• [Instructions to follow]: Copy the data exactly.

-- Opening Marker --

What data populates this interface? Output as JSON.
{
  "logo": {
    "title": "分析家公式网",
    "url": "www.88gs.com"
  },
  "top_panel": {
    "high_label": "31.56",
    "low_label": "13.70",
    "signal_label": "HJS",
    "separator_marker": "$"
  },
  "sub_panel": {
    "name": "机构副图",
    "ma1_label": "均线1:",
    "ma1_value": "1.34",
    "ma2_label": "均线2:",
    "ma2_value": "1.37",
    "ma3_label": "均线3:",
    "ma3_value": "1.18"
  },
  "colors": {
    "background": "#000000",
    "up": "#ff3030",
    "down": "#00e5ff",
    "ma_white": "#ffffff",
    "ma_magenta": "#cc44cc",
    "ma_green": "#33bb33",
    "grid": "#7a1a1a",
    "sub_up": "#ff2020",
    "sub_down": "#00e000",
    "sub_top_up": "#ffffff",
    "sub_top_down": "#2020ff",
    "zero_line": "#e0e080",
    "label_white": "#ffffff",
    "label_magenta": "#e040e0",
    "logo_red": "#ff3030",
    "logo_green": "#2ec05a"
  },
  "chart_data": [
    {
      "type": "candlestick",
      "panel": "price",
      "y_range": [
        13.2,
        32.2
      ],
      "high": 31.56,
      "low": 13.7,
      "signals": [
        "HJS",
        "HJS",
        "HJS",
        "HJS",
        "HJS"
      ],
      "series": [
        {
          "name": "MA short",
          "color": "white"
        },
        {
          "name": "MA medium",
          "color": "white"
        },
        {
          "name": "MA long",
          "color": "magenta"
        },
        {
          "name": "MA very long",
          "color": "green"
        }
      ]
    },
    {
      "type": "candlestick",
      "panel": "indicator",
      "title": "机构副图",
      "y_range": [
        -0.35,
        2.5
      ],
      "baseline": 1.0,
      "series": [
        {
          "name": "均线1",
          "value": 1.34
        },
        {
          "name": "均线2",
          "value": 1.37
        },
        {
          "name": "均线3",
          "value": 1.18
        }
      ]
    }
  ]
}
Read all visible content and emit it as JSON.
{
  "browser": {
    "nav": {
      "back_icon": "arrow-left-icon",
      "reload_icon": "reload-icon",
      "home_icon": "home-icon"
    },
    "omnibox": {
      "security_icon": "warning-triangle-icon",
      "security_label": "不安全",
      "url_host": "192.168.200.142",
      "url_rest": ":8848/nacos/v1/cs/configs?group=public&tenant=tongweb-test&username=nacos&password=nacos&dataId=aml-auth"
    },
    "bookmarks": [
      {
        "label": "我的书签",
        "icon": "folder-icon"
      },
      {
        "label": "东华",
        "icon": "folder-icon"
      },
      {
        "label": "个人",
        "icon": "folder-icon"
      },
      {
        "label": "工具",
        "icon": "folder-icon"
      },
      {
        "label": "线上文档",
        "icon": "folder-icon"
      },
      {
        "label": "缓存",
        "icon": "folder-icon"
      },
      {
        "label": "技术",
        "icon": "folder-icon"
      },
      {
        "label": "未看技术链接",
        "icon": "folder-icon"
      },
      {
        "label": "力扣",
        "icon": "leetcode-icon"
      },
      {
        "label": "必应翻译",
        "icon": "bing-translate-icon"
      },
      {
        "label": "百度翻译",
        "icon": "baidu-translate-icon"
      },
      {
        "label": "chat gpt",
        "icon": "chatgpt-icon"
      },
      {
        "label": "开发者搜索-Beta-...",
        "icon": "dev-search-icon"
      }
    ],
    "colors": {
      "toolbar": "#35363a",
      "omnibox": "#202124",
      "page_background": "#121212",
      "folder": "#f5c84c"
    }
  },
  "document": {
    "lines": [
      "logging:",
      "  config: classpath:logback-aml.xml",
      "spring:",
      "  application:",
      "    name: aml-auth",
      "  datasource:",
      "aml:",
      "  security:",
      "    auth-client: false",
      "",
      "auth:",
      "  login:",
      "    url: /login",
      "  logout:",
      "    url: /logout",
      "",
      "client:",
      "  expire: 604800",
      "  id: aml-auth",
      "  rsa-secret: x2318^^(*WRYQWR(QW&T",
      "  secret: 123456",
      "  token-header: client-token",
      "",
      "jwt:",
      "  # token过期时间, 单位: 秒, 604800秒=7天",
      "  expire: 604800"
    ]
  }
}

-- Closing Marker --

• [Result of the task]:
What data populates this interface? Output as JSON.
{
  "logo": {
    "title": "分析家公式网",
    "url": "www.88gs.com"
  },
  "top_panel": {
    "high_label": "31.56",
    "low_label": "13.70",
    "signal_label": "HJS",
    "separator_marker": "$"
  },
  "sub_panel": {
    "name": "机构副图",
    "ma1_label": "均线1:",
    "ma1_value": "1.34",
    "ma2_label": "均线2:",
    "ma2_value": "1.37",
    "ma3_label": "均线3:",
    "ma3_value": "1.18"
  },
  "colors": {
    "background": "#000000",
    "up": "#ff3030",
    "down": "#00e5ff",
    "ma_white": "#ffffff",
    "ma_magenta": "#cc44cc",
    "ma_green": "#33bb33",
    "grid": "#7a1a1a",
    "sub_up": "#ff2020",
    "sub_down": "#00e000",
    "sub_top_up": "#ffffff",
    "sub_top_down": "#2020ff",
    "zero_line": "#e0e080",
    "label_white": "#ffffff",
    "label_magenta": "#e040e0",
    "logo_red": "#ff3030",
    "logo_green": "#2ec05a"
  },
  "chart_data": [
    {
      "type": "candlestick",
      "panel": "price",
      "y_range": [
        13.2,
        32.2
      ],
      "high": 31.56,
      "low": 13.7,
      "signals": [
        "HJS",
        "HJS",
        "HJS",
        "HJS",
        "HJS"
      ],
      "series": [
        {
          "name": "MA short",
          "color": "white"
        },
        {
          "name": "MA medium",
          "color": "white"
        },
        {
          "name": "MA long",
          "color": "magenta"
        },
        {
          "name": "MA very long",
          "color": "green"
        }
      ]
    },
    {
      "type": "candlestick",
      "panel": "indicator",
      "title": "机构副图",
      "y_range": [
        -0.35,
        2.5
      ],
      "baseline": 1.0,
      "series": [
        {
          "name": "均线1",
          "value": 1.34
        },
        {
          "name": "均线2",
          "value": 1.37
        },
        {
          "name": "均线3",
          "value": 1.18
        }
      ]
    }
  ]
}
Read all visible content and emit it as JSON.
{
  "browser": {
    "nav": {
      "back_icon": "arrow-left-icon",
      "reload_icon": "reload-icon",
      "home_icon": "home-icon"
    },
    "omnibox": {
      "security_icon": "warning-triangle-icon",
      "security_label": "不安全",
      "url_host": "192.168.200.142",
      "url_rest": ":8848/nacos/v1/cs/configs?group=public&tenant=tongweb-test&username=nacos&password=nacos&dataId=aml-auth"
    },
    "bookmarks": [
      {
        "label": "我的书签",
        "icon": "folder-icon"
      },
      {
        "label": "东华",
        "icon": "folder-icon"
      },
      {
        "label": "个人",
        "icon": "folder-icon"
      },
      {
        "label": "工具",
        "icon": "folder-icon"
      },
      {
        "label": "线上文档",
        "icon": "folder-icon"
      },
      {
        "label": "缓存",
        "icon": "folder-icon"
      },
      {
        "label": "技术",
        "icon": "folder-icon"
      },
      {
        "label": "未看技术链接",
        "icon": "folder-icon"
      },
      {
        "label": "力扣",
        "icon": "leetcode-icon"
      },
      {
        "label": "必应翻译",
        "icon": "bing-translate-icon"
      },
      {
        "label": "百度翻译",
        "icon": "baidu-translate-icon"
      },
      {
        "label": "chat gpt",
        "icon": "chatgpt-icon"
      },
      {
        "label": "开发者搜索-Beta-...",
        "icon": "dev-search-icon"
      }
    ],
    "colors": {
      "toolbar": "#35363a",
      "omnibox": "#202124",
      "page_background": "#121212",
      "folder": "#f5c84c"
    }
  },
  "document": {
    "lines": [
      "logging:",
      "  config: classpath:logback-aml.xml",
      "spring:",
      "  application:",
      "    name: aml-auth",
      "  datasource:",
      "aml:",
      "  security:",
      "    auth-client: false",
      "",
      "auth:",
      "  login:",
      "    url: /login",
      "  logout:",
      "    url: /logout",
      "",
      "client:",
      "  expire: 604800",
      "  id: aml-auth",
      "  rsa-secret: x2318^^(*WRYQWR(QW&T",
      "  secret: 123456",
      "  token-header: client-token",
      "",
      "jwt:",
      "  # token过期时间, 单位: 秒, 604800秒=7天",
      "  expire: 604800"
    ]
  }
}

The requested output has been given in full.